EXERCISE BRIEF: Lines where the string "likes" appears are to be copied from the entries below.

MATERIAL PROVIDED:
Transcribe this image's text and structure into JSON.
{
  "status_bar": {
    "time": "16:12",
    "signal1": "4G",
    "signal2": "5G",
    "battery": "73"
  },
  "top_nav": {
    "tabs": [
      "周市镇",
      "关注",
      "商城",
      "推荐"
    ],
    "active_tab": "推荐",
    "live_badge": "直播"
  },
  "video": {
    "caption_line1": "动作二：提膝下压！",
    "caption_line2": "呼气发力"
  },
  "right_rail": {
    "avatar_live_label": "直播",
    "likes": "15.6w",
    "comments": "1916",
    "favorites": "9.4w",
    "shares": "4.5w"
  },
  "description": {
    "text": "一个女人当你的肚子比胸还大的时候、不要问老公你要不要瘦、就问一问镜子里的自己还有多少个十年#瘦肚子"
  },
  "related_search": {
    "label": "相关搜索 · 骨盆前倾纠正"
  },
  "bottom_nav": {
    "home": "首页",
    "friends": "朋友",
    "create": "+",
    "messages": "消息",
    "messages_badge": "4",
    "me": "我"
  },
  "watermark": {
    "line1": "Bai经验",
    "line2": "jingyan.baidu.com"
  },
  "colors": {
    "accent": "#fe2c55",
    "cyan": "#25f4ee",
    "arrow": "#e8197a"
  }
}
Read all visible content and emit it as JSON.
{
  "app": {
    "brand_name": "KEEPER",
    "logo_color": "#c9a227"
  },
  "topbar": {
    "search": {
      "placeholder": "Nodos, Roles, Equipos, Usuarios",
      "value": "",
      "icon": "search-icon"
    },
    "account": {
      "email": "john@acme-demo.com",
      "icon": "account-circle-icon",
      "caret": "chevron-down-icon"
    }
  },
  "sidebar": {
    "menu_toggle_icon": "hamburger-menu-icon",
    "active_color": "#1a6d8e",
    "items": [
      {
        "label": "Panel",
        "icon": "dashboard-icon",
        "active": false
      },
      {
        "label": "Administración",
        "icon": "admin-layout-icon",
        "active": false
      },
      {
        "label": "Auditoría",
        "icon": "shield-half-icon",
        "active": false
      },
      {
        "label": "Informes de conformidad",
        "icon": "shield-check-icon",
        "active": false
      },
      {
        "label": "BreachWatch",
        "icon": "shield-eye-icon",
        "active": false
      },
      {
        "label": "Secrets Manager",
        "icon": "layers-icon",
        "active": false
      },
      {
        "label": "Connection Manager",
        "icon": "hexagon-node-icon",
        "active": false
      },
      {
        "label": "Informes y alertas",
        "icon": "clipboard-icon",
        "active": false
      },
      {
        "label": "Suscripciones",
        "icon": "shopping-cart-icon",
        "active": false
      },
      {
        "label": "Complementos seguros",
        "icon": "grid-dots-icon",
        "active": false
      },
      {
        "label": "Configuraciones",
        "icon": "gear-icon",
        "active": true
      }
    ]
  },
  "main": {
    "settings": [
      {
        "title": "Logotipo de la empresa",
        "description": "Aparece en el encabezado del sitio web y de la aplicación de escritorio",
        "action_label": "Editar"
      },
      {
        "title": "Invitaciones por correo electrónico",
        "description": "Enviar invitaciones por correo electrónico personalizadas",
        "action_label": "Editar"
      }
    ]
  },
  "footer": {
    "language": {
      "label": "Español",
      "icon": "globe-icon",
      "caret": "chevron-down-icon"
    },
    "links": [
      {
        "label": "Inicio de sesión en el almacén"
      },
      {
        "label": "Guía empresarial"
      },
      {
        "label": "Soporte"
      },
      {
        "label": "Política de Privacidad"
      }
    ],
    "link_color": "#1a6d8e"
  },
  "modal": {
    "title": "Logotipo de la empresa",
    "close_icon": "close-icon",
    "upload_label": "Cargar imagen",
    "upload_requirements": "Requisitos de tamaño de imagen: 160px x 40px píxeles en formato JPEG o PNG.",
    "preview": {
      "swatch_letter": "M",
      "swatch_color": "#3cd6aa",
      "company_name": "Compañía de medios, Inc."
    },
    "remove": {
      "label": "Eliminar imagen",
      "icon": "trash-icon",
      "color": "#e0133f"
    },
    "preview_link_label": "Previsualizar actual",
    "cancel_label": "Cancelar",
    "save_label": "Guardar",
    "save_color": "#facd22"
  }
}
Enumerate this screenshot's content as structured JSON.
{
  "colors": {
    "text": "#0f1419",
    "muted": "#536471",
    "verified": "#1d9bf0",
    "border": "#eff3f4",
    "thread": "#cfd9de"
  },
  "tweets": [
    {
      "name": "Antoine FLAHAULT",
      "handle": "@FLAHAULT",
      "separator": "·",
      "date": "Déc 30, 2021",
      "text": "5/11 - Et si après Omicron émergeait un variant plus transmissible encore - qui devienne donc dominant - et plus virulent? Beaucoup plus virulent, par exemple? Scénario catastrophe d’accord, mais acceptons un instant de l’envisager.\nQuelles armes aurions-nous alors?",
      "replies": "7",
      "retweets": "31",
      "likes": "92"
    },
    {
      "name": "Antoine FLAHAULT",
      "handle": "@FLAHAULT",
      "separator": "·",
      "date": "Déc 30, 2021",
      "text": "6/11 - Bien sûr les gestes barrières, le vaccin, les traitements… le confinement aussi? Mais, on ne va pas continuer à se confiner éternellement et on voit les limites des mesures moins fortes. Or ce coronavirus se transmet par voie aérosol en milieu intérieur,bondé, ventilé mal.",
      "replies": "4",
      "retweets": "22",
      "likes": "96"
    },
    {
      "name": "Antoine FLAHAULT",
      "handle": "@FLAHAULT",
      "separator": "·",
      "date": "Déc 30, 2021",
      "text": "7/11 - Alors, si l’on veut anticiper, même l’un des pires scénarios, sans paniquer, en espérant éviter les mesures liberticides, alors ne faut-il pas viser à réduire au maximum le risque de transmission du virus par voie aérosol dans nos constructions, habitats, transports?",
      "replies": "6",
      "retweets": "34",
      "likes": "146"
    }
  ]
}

OUTPUT OF THE TASK:
    "likes": "15.6w",
      "likes": "92"
      "likes": "96"
      "likes": "146"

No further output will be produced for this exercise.